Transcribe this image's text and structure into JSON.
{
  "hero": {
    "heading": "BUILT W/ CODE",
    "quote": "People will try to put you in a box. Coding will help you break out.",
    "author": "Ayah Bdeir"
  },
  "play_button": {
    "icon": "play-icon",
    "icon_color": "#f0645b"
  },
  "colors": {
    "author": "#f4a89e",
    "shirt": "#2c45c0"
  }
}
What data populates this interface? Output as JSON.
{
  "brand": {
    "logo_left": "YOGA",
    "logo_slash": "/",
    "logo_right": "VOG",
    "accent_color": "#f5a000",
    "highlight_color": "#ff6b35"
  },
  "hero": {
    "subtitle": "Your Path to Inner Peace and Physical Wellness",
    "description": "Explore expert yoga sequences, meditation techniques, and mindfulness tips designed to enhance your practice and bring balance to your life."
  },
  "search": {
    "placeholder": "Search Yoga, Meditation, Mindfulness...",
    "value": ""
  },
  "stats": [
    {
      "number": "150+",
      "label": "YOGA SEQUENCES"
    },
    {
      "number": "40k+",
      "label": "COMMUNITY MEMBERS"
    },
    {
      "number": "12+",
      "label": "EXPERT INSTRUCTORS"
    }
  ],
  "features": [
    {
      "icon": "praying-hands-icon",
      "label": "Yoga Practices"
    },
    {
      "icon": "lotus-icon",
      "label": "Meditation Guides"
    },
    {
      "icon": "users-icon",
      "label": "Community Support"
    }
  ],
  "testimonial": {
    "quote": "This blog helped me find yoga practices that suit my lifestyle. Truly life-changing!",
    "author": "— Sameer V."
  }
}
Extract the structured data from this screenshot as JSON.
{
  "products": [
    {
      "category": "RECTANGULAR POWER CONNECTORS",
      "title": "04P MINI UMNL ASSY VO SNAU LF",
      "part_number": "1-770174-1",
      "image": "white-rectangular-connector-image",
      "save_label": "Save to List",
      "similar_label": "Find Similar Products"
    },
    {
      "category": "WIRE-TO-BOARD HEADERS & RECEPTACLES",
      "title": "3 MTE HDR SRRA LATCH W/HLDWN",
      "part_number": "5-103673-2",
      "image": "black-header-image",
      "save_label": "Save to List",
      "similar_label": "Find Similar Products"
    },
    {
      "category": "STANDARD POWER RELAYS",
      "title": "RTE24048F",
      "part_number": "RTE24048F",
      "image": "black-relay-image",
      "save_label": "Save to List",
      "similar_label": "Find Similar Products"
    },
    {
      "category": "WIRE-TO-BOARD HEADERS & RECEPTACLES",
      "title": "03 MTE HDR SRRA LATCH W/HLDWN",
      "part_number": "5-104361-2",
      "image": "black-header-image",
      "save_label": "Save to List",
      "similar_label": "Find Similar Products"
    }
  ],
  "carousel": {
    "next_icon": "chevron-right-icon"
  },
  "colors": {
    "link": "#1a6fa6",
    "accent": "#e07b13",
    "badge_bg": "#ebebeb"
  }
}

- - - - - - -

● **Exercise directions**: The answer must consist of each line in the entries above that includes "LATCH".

● **Answer to this task**:
      "title": "3 MTE HDR SRRA LATCH W/HLDWN",
      "title": "03 MTE HDR SRRA LATCH W/HLDWN",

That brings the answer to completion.